Olga’s baptism record reads “Born on December 30, 1988, and christened Olga Matilde on January 20, 1889. The father is listed as bachelor Hagbart Edvardsen Ringstad, cottar’s daughter maiden Hansine Olsdatter Kroken. Hansine gave the name of the father’s daughter as bachelor servant Ole Olsen Enerud. Father’s location: Vestre Aker. Mother’s location: cottar’s farm called Kroken. Father was born in 1864, mother was born in 1868. Godparents: Farmer’s wife Anna Kristiansdatter Myrvold, farmer’s daughter Bolette Hansdatter Nyhus, Edvin Kristian Olsen Kroken, farm hand Anders Johansen Myrvold, and servant Gulbrand Olsen Kroken. Birth was illegitimate. (The father’s 2nd illegitimate child (the 1st with cottar’s daughter Pauline Petersdatter Bakken, the child Petra (12th birth in 1888) born August 9, 1988))”

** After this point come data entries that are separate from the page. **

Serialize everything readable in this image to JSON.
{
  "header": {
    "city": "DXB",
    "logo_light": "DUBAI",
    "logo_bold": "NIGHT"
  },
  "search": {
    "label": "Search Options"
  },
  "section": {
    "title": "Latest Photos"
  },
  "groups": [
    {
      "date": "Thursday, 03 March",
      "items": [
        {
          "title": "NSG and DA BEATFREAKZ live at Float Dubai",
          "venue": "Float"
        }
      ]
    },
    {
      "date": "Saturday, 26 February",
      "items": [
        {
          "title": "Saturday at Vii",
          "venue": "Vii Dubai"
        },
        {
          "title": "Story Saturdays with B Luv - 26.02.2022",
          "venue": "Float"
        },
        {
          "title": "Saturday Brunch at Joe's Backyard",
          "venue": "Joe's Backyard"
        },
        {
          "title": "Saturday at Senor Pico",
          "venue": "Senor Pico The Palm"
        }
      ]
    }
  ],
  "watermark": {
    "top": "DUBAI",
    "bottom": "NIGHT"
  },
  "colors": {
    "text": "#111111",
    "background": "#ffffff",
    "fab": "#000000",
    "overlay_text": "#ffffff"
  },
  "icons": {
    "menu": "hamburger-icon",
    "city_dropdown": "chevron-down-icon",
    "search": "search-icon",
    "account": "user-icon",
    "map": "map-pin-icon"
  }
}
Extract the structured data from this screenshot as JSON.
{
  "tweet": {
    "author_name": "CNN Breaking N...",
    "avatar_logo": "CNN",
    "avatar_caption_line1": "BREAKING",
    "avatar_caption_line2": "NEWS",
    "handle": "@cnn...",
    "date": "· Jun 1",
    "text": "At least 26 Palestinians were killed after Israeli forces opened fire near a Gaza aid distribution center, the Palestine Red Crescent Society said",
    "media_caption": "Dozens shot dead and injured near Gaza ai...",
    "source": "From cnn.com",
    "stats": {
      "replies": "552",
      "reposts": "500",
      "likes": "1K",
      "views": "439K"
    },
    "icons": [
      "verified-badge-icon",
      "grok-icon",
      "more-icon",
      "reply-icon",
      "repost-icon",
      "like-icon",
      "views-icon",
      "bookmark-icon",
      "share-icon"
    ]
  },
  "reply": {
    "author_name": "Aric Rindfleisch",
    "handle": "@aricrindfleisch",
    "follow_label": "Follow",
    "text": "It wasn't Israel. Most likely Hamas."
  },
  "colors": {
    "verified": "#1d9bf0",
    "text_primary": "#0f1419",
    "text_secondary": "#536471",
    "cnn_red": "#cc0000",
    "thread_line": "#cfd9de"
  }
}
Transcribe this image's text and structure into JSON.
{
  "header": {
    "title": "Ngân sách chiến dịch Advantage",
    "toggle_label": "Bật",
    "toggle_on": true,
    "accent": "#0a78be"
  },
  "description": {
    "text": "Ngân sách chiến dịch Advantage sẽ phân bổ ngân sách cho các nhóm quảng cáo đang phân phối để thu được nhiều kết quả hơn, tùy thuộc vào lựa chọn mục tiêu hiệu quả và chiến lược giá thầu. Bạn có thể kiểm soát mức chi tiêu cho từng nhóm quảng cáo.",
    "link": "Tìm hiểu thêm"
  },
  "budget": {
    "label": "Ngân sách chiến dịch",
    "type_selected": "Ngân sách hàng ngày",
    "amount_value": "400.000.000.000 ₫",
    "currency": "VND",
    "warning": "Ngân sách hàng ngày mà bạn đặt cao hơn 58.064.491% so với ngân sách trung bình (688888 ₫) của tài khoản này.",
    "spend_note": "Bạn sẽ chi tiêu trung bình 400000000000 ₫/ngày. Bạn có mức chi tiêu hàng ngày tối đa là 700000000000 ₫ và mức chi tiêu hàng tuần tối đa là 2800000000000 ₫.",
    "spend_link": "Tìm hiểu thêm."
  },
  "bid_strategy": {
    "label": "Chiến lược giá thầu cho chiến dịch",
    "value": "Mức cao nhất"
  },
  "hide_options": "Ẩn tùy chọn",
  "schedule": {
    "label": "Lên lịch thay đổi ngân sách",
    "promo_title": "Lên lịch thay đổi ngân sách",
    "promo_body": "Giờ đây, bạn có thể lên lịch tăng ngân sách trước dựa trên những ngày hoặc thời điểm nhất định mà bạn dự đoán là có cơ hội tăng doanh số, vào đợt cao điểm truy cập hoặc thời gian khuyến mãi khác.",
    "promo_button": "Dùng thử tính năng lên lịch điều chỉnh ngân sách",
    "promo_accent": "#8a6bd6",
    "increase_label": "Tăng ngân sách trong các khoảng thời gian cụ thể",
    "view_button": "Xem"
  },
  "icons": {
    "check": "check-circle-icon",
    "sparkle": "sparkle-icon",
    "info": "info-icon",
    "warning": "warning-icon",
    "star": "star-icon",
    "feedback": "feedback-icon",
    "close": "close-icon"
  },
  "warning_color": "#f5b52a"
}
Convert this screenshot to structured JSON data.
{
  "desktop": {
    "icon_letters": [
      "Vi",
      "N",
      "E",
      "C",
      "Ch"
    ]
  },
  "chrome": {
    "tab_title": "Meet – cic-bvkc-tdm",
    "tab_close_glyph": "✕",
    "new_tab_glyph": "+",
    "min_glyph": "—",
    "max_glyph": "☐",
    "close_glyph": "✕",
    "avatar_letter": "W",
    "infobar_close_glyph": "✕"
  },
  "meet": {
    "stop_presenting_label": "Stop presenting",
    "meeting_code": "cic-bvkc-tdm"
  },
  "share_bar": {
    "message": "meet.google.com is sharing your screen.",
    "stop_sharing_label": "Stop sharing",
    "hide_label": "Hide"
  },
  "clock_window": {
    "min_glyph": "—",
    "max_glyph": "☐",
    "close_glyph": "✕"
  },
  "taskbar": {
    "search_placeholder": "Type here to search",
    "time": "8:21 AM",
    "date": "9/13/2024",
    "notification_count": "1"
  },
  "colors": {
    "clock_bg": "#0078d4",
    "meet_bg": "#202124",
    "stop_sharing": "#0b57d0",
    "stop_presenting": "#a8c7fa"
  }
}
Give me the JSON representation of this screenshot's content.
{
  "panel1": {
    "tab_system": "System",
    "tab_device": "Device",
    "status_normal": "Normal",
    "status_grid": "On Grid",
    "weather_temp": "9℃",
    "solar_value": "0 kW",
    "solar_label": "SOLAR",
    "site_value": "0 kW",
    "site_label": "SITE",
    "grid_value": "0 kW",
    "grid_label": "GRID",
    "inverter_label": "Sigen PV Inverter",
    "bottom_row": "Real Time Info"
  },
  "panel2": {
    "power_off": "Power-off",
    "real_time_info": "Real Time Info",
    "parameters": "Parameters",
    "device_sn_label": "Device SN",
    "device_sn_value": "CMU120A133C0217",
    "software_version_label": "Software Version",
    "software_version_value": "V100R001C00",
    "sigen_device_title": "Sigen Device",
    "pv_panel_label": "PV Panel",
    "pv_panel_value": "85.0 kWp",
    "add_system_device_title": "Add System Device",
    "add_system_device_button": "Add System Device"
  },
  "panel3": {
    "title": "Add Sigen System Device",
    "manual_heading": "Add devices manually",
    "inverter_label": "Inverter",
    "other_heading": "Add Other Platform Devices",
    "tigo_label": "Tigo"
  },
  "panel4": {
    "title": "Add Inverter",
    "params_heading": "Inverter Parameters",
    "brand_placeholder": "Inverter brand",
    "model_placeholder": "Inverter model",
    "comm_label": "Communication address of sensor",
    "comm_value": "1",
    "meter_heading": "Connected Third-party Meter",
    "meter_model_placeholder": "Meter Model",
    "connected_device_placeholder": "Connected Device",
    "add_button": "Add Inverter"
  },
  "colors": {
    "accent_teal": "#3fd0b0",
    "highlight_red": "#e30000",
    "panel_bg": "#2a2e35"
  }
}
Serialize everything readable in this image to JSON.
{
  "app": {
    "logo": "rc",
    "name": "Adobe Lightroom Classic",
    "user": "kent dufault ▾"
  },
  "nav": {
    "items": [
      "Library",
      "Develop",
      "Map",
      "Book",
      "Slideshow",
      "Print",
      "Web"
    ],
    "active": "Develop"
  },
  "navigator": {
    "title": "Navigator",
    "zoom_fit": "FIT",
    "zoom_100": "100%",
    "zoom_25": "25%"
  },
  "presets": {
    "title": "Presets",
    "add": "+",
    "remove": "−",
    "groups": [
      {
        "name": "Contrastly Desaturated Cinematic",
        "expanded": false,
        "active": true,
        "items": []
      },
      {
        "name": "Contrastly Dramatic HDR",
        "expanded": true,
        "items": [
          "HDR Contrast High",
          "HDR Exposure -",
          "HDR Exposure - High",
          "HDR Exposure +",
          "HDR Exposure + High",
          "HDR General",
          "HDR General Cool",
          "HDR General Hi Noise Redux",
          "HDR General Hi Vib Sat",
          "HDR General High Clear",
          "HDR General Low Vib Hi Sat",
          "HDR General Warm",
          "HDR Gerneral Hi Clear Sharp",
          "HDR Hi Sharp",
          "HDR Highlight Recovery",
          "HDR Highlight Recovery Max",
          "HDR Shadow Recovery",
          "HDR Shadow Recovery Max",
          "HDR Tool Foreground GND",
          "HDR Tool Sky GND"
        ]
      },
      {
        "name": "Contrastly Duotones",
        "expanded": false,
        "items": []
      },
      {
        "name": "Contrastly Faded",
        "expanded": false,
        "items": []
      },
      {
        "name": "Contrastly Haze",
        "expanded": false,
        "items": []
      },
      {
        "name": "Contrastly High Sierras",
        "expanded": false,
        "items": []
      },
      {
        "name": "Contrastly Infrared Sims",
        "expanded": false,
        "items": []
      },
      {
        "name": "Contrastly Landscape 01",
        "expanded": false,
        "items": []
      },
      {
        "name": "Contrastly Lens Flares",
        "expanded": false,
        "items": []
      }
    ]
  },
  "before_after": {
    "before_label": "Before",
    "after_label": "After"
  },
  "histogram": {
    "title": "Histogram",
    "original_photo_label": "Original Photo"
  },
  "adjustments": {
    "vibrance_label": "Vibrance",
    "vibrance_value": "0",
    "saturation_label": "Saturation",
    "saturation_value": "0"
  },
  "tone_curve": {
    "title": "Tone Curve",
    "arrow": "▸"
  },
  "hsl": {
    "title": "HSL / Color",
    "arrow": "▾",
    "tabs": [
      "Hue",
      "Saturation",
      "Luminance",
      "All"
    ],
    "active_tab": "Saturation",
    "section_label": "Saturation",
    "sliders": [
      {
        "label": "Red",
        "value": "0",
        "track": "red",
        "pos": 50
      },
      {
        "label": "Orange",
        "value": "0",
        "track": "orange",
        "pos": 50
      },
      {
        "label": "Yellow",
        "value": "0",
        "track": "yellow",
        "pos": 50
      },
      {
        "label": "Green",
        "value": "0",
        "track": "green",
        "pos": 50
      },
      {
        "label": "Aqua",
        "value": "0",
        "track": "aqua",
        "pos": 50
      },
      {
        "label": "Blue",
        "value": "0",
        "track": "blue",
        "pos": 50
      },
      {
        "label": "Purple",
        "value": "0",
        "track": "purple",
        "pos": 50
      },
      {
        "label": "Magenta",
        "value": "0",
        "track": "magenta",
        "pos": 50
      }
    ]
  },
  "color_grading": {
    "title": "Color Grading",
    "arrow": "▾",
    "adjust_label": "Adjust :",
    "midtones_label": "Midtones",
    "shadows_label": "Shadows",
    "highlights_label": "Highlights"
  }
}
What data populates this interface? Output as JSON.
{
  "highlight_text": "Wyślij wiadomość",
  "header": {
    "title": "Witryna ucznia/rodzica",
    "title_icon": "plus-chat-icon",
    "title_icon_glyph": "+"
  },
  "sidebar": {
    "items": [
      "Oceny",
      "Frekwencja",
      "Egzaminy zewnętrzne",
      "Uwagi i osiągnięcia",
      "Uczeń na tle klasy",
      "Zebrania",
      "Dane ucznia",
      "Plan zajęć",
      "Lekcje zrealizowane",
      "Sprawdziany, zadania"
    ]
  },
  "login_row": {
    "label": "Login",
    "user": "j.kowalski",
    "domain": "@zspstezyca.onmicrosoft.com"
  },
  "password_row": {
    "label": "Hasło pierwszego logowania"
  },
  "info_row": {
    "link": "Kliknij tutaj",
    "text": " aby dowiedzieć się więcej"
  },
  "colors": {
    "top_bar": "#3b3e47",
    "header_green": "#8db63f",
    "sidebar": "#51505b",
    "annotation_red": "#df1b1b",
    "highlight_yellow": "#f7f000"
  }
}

So is Hagbart Edvardsen Ringstad or Ole Olsen Enerud the father of Olga? I asked my translators if they’d ever seen anything like this in Norwegian parish records and they said they had not. Our conclusion was that Sina (Hansine) had told them that Ole was the father and they (being the church or her family or the men involved) believed that Hagbart was the father. The only thing that will really solve the mystery is DNA. Ole was the father of the illegitimate child Petra, daughter of Pauline Petersdatter Bakken, I’m currently tracing both Hagbart and Ole’s family trees to find a descendant so I can hopefully compare DNA results with them.
Really, it makes sense why Olga wasn’t a very cheerful and happy person. She was born into such an odd situation where it wasn’t clear who her father was. Her half-siblings from her mom’s marriage to Johan Elstad were prettier and more petite than Olga. I can understand how the entire thing can make someone unhappy and bitter. I’ve never had a bad impression of Olga, but now I have even more sympathy with her. As much of a mess that her birth is on paper, I’m sure it was a much bigger mess in real life. Happy 126th birthday, Olga! I like to think she’d appreciate that people today are trying to understand her life.